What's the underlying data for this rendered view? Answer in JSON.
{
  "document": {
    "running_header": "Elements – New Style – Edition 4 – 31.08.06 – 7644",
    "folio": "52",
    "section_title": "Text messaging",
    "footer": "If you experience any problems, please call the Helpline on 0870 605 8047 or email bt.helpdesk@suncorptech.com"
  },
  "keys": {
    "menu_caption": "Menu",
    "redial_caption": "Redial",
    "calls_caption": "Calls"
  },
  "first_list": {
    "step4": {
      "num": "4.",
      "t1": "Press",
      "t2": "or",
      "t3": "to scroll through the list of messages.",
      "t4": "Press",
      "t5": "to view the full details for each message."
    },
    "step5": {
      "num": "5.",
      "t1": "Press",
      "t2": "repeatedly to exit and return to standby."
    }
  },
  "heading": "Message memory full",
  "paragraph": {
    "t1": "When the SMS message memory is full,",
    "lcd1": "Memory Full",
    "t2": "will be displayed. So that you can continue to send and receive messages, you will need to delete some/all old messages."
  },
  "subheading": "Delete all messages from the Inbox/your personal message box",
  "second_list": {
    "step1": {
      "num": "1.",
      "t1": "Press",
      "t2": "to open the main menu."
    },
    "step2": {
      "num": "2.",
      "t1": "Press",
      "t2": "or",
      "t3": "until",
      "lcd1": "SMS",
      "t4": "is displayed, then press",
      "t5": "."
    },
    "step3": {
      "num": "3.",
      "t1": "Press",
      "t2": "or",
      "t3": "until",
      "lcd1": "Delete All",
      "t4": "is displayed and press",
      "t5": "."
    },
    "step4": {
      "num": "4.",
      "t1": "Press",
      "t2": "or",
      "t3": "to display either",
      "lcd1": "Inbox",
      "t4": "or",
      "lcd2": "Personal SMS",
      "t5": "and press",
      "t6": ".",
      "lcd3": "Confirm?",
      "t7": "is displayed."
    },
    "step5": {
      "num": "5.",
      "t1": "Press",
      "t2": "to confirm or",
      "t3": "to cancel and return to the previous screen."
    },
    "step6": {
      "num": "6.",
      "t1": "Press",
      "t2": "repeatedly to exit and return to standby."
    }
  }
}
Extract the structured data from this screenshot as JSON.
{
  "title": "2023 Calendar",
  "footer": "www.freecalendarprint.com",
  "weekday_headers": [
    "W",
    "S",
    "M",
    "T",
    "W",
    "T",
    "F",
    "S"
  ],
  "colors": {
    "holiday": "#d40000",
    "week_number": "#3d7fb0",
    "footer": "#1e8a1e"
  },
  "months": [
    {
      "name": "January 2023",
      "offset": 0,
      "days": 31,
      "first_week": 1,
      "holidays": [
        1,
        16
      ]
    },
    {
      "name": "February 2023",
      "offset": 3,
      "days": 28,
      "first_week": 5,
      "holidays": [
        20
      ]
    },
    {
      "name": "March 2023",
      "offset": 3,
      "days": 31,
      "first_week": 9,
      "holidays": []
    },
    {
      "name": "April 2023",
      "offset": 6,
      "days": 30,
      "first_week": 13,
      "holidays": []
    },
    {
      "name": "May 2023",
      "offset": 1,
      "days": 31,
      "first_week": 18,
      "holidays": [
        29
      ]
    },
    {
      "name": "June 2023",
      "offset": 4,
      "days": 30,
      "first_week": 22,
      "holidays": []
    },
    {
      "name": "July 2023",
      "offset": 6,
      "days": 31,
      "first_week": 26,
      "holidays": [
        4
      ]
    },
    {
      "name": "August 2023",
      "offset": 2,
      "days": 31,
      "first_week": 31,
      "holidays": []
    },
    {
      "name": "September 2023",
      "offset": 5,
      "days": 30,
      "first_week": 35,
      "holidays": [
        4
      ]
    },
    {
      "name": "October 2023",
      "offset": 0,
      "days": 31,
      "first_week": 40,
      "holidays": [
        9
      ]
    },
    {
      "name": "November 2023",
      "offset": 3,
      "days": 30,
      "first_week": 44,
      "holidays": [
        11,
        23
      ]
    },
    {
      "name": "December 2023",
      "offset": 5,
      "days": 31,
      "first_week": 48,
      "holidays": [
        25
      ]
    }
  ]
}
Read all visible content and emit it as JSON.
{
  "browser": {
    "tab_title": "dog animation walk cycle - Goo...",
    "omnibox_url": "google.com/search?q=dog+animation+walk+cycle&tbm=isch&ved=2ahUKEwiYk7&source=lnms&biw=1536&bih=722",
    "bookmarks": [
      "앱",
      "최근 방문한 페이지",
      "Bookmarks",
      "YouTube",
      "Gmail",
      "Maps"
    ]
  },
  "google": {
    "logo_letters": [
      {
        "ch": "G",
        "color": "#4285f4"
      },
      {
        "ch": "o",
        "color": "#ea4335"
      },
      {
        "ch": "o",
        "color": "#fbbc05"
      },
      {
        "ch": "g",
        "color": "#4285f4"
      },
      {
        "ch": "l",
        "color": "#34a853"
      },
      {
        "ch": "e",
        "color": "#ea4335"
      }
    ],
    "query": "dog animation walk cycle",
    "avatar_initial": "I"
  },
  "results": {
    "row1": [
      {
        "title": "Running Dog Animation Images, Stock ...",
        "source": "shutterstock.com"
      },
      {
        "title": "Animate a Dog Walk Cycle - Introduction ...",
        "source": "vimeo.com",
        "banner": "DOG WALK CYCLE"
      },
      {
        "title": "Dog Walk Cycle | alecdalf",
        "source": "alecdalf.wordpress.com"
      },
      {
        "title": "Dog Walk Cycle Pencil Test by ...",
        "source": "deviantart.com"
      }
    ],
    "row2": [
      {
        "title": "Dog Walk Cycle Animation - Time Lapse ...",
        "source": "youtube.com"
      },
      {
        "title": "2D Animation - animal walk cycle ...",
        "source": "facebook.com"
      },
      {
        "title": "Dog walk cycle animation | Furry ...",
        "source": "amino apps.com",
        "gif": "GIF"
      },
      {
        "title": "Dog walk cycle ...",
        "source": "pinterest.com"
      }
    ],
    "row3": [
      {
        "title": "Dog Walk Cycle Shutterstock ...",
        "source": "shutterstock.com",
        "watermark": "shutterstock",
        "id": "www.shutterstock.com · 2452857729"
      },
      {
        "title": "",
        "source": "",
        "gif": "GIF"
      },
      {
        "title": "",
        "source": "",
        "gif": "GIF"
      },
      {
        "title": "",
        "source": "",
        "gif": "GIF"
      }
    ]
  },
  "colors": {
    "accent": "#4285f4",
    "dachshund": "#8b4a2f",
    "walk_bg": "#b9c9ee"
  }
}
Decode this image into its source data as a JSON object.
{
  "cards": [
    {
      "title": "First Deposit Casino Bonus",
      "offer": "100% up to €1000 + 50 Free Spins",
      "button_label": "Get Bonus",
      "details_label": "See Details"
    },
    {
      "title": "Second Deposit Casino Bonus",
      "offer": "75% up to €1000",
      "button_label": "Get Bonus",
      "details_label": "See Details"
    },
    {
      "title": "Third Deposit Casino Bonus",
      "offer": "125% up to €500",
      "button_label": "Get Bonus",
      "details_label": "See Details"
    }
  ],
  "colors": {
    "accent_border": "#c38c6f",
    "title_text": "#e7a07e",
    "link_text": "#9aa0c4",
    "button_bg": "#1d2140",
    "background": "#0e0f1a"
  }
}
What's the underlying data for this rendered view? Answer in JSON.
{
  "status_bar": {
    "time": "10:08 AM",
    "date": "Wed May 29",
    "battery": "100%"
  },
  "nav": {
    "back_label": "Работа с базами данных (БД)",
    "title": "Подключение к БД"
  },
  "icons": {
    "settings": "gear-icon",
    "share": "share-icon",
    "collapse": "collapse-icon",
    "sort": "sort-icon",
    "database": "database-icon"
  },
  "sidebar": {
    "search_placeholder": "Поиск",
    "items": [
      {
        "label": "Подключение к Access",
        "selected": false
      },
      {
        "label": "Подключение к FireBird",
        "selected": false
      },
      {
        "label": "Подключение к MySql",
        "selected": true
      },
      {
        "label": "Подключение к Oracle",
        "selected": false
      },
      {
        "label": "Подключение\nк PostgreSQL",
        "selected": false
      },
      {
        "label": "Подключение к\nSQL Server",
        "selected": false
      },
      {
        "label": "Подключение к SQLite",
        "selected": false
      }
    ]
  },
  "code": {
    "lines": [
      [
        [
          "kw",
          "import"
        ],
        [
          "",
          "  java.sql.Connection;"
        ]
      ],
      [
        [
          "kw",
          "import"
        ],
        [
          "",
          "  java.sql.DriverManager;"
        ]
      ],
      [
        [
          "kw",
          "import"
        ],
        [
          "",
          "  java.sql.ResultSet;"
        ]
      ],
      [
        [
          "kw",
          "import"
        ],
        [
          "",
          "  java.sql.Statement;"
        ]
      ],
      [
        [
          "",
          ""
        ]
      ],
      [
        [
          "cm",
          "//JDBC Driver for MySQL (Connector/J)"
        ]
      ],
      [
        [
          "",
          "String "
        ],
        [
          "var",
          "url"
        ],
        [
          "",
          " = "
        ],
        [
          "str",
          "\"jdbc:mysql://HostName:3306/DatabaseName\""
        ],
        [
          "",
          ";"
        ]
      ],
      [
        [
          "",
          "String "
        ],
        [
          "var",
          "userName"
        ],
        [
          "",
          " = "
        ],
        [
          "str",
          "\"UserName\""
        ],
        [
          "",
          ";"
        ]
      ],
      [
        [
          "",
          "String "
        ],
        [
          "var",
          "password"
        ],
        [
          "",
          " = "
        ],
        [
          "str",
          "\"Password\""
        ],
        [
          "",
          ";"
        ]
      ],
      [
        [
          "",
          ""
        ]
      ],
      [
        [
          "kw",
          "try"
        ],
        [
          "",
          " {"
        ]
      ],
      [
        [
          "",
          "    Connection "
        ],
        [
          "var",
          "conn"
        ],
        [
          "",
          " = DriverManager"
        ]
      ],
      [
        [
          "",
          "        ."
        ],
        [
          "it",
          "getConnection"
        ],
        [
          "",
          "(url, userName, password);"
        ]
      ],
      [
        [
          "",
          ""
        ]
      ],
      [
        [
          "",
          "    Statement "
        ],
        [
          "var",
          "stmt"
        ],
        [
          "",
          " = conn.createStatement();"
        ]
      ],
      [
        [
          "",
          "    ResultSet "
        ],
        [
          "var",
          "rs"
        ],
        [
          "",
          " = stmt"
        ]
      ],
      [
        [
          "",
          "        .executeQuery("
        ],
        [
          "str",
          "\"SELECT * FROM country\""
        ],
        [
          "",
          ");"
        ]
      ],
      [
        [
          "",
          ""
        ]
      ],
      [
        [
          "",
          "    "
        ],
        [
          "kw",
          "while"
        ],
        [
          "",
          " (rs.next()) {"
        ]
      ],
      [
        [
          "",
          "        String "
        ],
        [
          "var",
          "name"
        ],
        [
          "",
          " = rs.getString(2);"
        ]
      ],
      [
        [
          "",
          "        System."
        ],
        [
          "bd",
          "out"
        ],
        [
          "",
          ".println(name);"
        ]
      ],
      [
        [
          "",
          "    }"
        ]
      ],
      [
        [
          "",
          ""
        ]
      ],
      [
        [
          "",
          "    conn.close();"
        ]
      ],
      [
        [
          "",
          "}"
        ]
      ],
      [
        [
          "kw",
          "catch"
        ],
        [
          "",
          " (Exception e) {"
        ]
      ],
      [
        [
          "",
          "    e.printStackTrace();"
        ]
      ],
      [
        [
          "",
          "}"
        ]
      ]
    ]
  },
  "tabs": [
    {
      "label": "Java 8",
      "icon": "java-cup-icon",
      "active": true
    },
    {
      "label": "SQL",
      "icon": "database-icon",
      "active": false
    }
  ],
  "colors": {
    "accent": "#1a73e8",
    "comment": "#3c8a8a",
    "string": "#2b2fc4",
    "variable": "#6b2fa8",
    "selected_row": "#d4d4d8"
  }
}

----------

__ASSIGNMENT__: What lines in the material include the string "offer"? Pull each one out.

__RESULT BELOW__:
      "offer": "100% up to €1000 + 50 Free Spins",
      "offer": "75% up to €1000",
      "offer": "125% up to €500",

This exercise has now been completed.